    But of course, it wasn’t all work. In between it all the guys found a little time for R & R.





    Ilka and her family rented an RV (we’ll never do that again!), while the guys shacked up in a motel across the street from a brewery. Definitely the better play.






    New England SteamWorks
    Service, Installation, & Restoration of Steam Heating Systems
    newenglandsteamworks.com
    mattmia2
  • TAG
    TAG Member Posts: 701
    Very cool -- The foam on the foundation go a long way in eliminating the horrible damp cold basement all those old stone building have. What else are they doing to the building? I see steel -- how old is it ?
  • JUGHNE
    JUGHNE Member Posts: 9,908
    The poured concrete piers in the crawl space and steel beams seem years newer than the building itself.

    I wonder if that wasn't a major renovation.

    Was there any evidence of pipe hangers from the original system in the crawl space?
    mattmia2
  • Jamie Hall
    Jamie Hall Member Posts: 19,425
    Beautiful, beautiful work to complement a beautiful building! Again, thank you!
    Br. Jamie, osb
    Building superintendent/caretaker, 7200 sq. ft. historic house museum with dependencies in New England
  • TAG
    TAG Member Posts: 701
    Love the stone work ..... Longer than mine but about the same inside. Mine lost almost all of its original interior and a fire required the rest to come out. The other heater staying for the apartment?

    Toss another 2m at it and it's a house !
  • Steamhead
    Steamhead Member Posts: 15,516
    Beautiful, @New England SteamWorks ! Can't wait to read how well it runs.

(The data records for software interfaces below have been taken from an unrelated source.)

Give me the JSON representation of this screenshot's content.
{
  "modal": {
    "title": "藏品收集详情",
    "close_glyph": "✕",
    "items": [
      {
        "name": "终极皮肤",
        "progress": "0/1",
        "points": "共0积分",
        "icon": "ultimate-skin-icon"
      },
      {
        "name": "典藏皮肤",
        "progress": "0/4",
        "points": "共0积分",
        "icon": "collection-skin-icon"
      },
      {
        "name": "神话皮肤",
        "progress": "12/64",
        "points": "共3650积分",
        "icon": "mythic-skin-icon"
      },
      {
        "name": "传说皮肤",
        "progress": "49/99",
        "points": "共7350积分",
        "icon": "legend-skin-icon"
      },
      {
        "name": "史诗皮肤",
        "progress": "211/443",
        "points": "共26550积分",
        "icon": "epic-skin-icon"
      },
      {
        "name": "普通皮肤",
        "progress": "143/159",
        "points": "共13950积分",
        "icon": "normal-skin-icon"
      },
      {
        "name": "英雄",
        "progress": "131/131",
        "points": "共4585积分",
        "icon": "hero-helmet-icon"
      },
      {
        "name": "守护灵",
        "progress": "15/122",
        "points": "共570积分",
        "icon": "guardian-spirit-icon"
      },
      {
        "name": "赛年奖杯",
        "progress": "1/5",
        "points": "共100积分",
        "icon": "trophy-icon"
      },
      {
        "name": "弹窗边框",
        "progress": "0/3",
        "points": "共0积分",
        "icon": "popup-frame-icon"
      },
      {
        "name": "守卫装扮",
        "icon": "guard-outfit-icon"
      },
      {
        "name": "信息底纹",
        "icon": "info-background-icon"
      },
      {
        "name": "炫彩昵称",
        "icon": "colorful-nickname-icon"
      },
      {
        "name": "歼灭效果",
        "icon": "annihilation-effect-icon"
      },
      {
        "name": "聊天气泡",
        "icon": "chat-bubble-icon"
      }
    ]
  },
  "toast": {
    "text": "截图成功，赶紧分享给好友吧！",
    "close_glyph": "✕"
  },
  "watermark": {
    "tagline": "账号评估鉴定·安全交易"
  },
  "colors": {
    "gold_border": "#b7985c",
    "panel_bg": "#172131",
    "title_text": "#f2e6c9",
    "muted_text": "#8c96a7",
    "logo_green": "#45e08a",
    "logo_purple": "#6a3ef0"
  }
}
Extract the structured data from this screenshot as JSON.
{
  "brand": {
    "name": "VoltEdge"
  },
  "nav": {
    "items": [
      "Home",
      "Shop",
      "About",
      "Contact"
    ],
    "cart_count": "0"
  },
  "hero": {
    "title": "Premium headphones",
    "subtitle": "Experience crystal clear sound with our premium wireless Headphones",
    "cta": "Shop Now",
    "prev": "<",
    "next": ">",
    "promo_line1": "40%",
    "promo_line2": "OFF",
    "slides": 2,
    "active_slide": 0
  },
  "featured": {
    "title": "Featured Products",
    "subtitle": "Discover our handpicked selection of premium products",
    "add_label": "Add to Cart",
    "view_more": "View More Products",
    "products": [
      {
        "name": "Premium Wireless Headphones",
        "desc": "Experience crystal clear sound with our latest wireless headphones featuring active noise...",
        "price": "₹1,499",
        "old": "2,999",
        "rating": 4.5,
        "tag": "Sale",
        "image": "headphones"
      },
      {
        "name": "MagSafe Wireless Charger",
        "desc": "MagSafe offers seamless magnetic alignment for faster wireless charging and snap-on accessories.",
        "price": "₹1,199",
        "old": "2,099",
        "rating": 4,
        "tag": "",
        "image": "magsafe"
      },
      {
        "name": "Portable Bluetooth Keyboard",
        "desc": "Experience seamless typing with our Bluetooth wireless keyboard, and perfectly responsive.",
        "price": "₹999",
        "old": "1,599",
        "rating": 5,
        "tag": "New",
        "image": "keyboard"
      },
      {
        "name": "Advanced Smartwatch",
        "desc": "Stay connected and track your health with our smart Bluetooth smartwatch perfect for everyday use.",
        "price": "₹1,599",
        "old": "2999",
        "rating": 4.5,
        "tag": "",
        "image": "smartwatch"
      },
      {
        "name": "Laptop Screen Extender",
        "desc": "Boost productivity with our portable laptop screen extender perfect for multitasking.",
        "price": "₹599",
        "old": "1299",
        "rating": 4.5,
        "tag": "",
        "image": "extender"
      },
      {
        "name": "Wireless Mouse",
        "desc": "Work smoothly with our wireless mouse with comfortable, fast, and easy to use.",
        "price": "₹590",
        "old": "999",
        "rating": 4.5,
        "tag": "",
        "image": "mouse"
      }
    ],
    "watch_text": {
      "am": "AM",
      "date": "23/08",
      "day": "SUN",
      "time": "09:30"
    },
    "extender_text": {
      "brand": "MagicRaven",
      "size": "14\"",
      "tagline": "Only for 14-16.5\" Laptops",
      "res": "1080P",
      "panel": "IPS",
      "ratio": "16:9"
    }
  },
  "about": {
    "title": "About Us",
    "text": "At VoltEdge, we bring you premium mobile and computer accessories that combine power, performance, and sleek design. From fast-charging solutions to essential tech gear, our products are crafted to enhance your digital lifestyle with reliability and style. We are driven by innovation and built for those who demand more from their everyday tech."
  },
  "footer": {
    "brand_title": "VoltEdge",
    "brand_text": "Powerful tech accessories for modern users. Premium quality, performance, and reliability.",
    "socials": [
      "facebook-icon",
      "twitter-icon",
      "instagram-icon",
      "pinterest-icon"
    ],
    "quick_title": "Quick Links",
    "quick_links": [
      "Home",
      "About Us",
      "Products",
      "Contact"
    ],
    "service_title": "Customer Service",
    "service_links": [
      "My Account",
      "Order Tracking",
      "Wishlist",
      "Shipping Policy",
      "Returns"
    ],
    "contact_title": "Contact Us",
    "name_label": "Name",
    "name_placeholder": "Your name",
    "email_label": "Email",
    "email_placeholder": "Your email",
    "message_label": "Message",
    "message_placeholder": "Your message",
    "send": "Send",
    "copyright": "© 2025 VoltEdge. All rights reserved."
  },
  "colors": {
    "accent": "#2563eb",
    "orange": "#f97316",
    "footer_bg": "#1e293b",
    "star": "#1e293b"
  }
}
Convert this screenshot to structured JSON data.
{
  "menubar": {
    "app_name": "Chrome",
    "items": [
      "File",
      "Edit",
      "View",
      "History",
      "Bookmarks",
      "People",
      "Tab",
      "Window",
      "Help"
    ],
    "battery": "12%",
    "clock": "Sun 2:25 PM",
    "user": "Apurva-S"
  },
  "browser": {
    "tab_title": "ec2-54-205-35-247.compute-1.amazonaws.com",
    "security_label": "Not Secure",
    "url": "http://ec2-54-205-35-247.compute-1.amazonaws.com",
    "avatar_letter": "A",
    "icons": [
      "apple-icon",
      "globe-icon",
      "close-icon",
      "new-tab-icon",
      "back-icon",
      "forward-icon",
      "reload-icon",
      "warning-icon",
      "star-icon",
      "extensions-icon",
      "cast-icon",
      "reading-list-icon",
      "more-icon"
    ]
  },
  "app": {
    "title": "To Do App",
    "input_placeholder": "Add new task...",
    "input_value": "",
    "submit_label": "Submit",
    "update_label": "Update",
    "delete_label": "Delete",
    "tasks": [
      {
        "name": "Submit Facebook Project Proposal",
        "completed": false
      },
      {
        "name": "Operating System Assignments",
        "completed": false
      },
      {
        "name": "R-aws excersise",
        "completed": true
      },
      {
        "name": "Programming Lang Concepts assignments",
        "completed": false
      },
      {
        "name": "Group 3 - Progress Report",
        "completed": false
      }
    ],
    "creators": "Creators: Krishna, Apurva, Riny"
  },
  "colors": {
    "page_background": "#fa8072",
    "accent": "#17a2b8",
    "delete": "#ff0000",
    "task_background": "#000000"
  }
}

    Now all they need is a pipe organ B)
    All Steamed Up, Inc.
    Towson, MD, USA
    Steam, Vapor & Hot-Water Heating Specialists
    Oil & Gas Burner Service
    Consulting
    New England SteamWorks
  • Rich_L
    Rich_L Member Posts: 79
    WOW, beautiful job! Looking forward to hearing how start up goes!
  • mattman
    mattman Member Posts: 10
    Nice job guys! It is really cool to see masters at work.
  • mattmia2
    mattmia2 Member Posts: 5,999
    jumper said:

    Love to know what somebody wanted with old pipe?

    Maybe it was all covered with asbestos and someone who didn't think they would heat with steam again thought that was the easiest way to deal with it.
    JUGHNE said:

    The poured concrete piers in the crawl space and steel beams seem years newer than the building itself.

    I wonder if that wasn't a major renovation.

    It looks like much of that floor was replaced at some point maybe around the 40's-60's. It looks like the older section of floor is heavily notched so maybe it was hacked up and had to be replaced.
  • pell
    pell Member Posts: 15
    You never said what town you where in, Was it Bethlehem?